What is a Politically Exposed Person (PEP)?
A PEP (Politically Exposed Person) is someone who has been appointed by a community institution to a high-profile position. Under anti-money laundering regulations, many companies aim to apply additional scrutiny to PEPS to mitigate the risk of their proceeds being used in any bribery and corruption. If this happens, any assets or anything else gained will be stripped from their country of origin.
- PEPs often vary from institution to position. Some examples of PEPs include but are not limited to:
- Within Governmental Bodies (e.g., Members of Parliament, Heads of State)
- Within Legislative & Executive Agencies (e.g., Senior officials in the military, senior diplomats)
- Within Organisations (e.g., Board members, senior management of state-owned businesses)
- Close associates or family members (e.g., individuals who share beneficial ownership with a PEP or any other close business relationship.)
The process of identifying PEPs and the risks that they could pose is referred to as a PEP List Screening. This screening is included in some of the best regulations surrounding AML compliance programs, especially regarding financial institutions.

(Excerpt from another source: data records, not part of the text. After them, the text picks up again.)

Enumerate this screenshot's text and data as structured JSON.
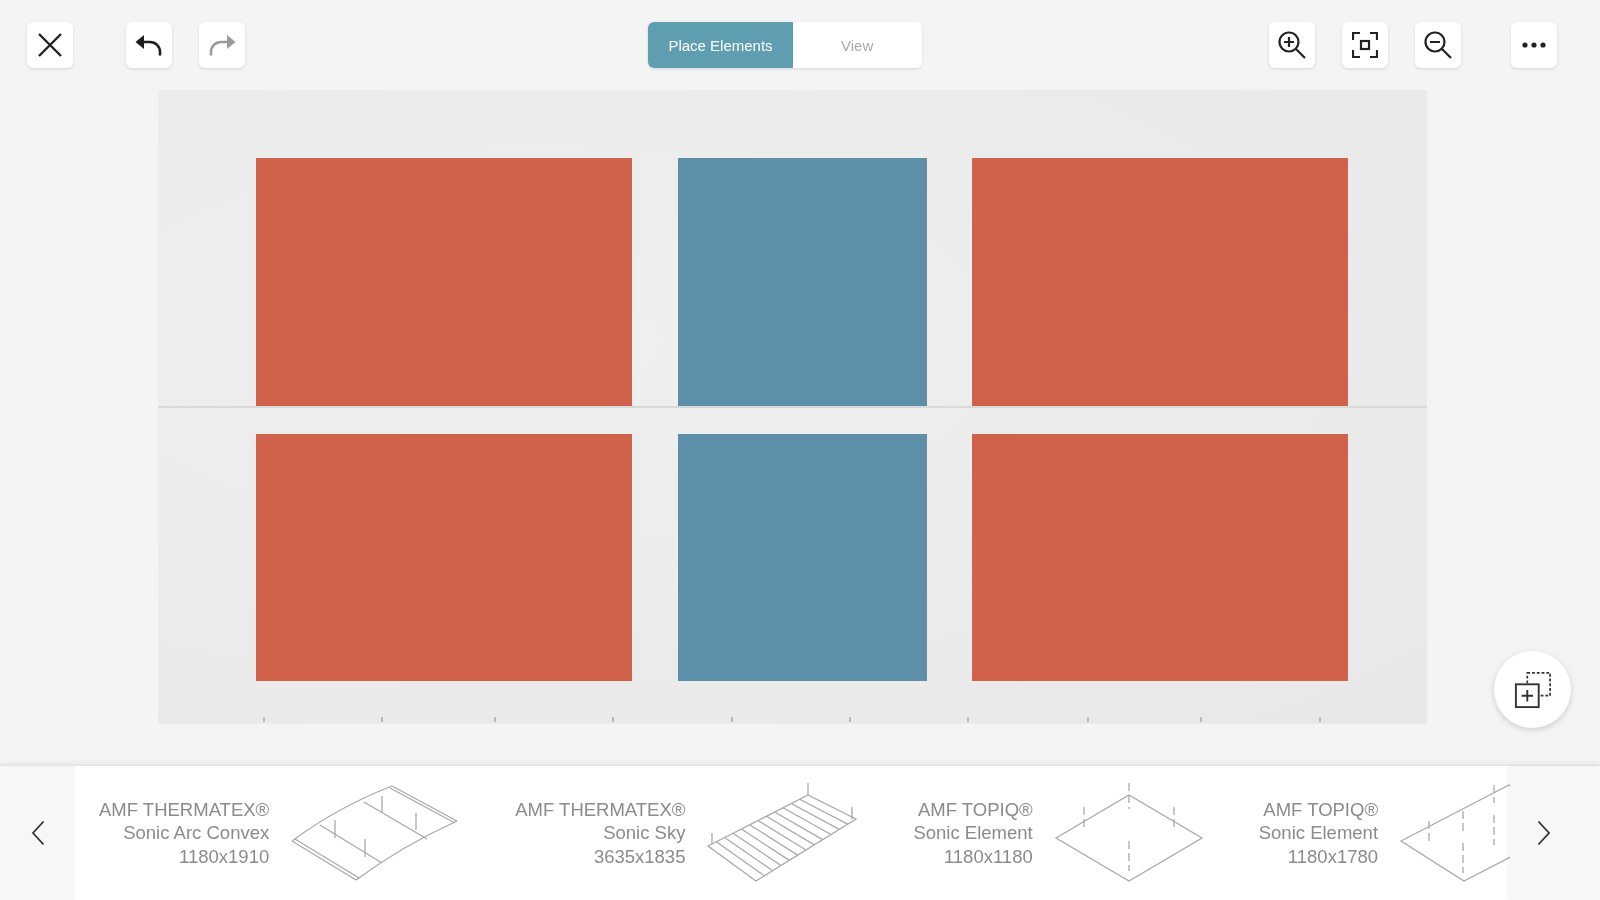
{
  "toolbar": {
    "history": [
      {
        "kind": "undo",
        "disabled": false
      },
      {
        "kind": "redo",
        "disabled": true
      }
    ],
    "mode_tabs": [
      {
        "label": "Place Elements",
        "selected": true
      },
      {
        "label": "View",
        "selected": false
      }
    ]
  },
  "canvas": {
    "panels": [
      {
        "color": "#d0624b"
      },
      {
        "color": "#5e8fa8"
      },
      {
        "color": "#d0624b"
      },
      {
        "color": "#d0624b"
      },
      {
        "color": "#5e8fa8"
      },
      {
        "color": "#d0624b"
      }
    ]
  },
  "product_strip": {
    "items": [
      {
        "kind": "arc",
        "brand": "AMF THERMATEX®",
        "name": "Sonic Arc Convex",
        "size": "1180x1910"
      },
      {
        "kind": "slats",
        "brand": "AMF THERMATEX®",
        "name": "Sonic Sky",
        "size": "3635x1835"
      },
      {
        "kind": "square",
        "brand": "AMF TOPIQ®",
        "name": "Sonic Element",
        "size": "1180x1180"
      },
      {
        "kind": "rect",
        "brand": "AMF TOPIQ®",
        "name": "Sonic Element",
        "size": "1180x1780"
      }
    ]
  }
}
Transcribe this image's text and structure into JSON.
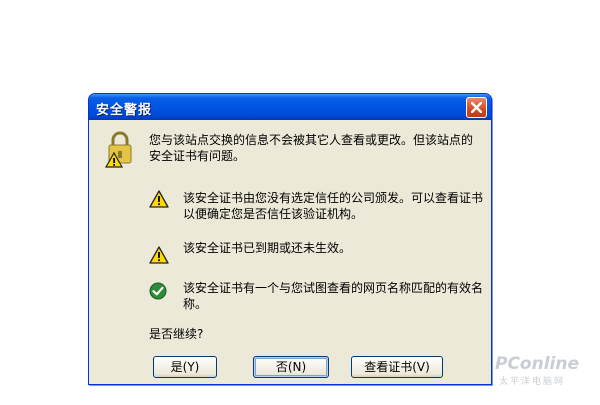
{
  "dialog": {
    "title": "安全警报",
    "message": "您与该站点交换的信息不会被其它人查看或更改。但该站点的安全证书有问题。",
    "items": [
      {
        "icon": "warning-icon",
        "text": "该安全证书由您没有选定信任的公司颁发。可以查看证书以便确定您是否信任该验证机构。"
      },
      {
        "icon": "warning-icon",
        "text": "该安全证书已到期或还未生效。"
      },
      {
        "icon": "check-icon",
        "text": "该安全证书有一个与您试图查看的网页名称匹配的有效名称。"
      }
    ],
    "question": "是否继续?",
    "buttons": {
      "yes": "是(Y)",
      "no": "否(N)",
      "view_cert": "查看证书(V)"
    }
  },
  "watermark": {
    "brand": "PConline",
    "subtitle": "太平洋电脑网"
  },
  "colors": {
    "titlebar": "#0054e3",
    "dialog_bg": "#ece9d8",
    "close": "#d24a22",
    "check": "#2f8a3a",
    "warning": "#ffd800"
  }
}
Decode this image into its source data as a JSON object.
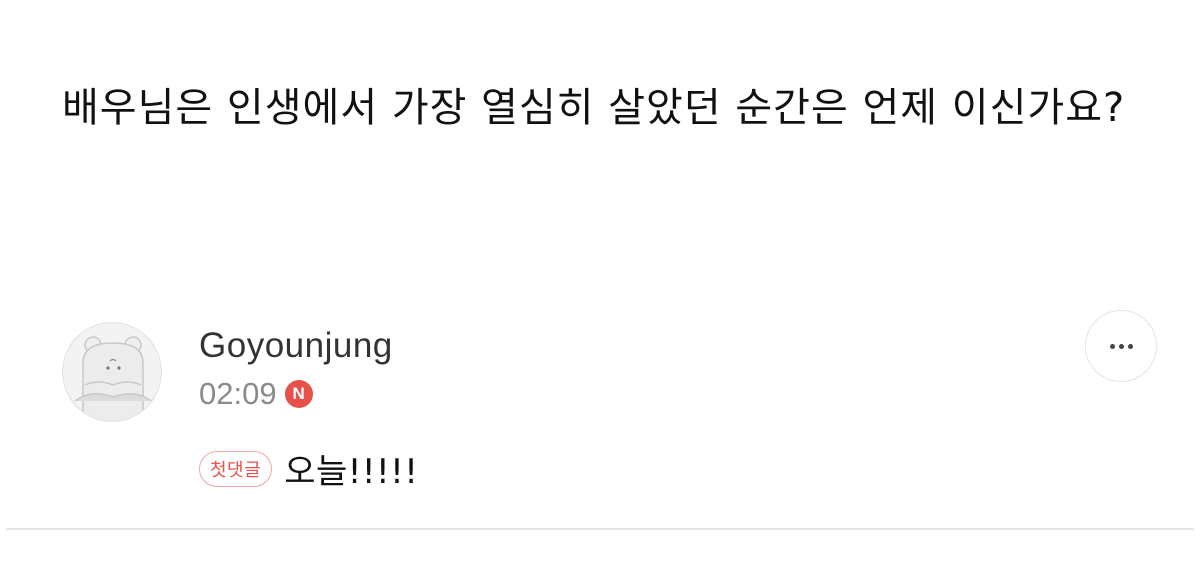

When taking AML regulations into consideration, a business should meet all of these, and if this is not done, they remain vulnerable to financial crimes as the longer they leave such regulations, the more difficult it will be for them to detect. Companies that do not detect financial crimes can face AML penalties like fines etc. Not only will these fines be an economic consequence of AML negligence, but the reputation of these businesses will also inevitably be tarnished.
If you are running a business, you should consider these screenings as a risk-based approach, acknowledging that PEPs should not be discriminated against or shunned because of their vulnerability to corruption.
How is working with a PEP potentially damaging?
It is important to acknowledge that although PEPs could potentially use their positions of influence to engage in corrupt practices, this does not mean they are all inherently bad people.
They can be potentially damaging to a business because PEPs, their families, and anyone else in close proximity to them could be vulnerable to money laundering or terrorist financed funds, making any business that they are affiliated with subject to enhanced scrutiny, as opposed to regular individuals.
The international standards which have been issued by the FATF (Financial Action Task Force) recognise that a PEP may be in a position to abuse their public office for private gain. They suggest that a PEP could use a financial system to launder the proceeds of this abuse of office.
For businesses that are in financial industries like banking or insurance, if a corrupted PEP is attempting to store assets to disguise laundered or terrorist financed funds that they have received through an act of bribery, then that business stands to be held accountable if they cannot prove that they took all the necessary steps in avoiding any illegal activity from happening.
Ostensibly, the purpose behind PEP checks is to identify the risk of them committing illegal activities. This is one of the aspects identified in the risk-based thinking model, which ensures that practices are in place to address any potential issues in the future proactively.
What can I do if I cannot identify a PEP?
If a politically exposed person cannot be identified from our standard AML checks and due diligence, firms will need to look into the prospect of ongoing monitoring and more regular risk assessments during their transaction on a case-by-case basis.
In order to avoid tarnishing their long-term reputation and regulations, organisations and businesses should understand how to recognise a PEP and the likelihood of them partaking in corrupt practices. Having a robust and thorough policy in place will minimise any risk before proceeding with the business transaction.
How can I deal with PEPs?
Businesses that believe they are dealing with PEPs must apply additional AML measures to the interaction, ensuring they do not find their reputation being put in a precarious position. At AML and Compliance, we can provide you with the relevant guidance and information regarding this.
Businesses must ensure they are doing the following to handle PEPs appropriately:
Internal Controls or Monitoring: A business should have the appropriate and relevant internal controls and monitoring systems to notify people if criminals are attempting to use the organisation or company for laundering. It allows them to act quickly and efficiently.
Customer Due Diligence: This ensures that you are carrying background checks on individuals before going into business with them. Apathy or failure to perform these checks of due diligence could allow money launderers to take advantage of your business through a PEP figure, and you could be involved in criminal activity without knowing it.
Contact AML and Compliance for your PEPs concerns.
For any questions or concerns surrounding your overall AML policy or potential further PEPs concerns, get in touch with our team today by calling us on 0203 985 8553 or emailing us at email@example.com or complete an enquiry form. If you require any further information on how to deal with PEPs and avoid having your business’ reputation ruined by not complying with AML procedures, read up on our compliance reporting.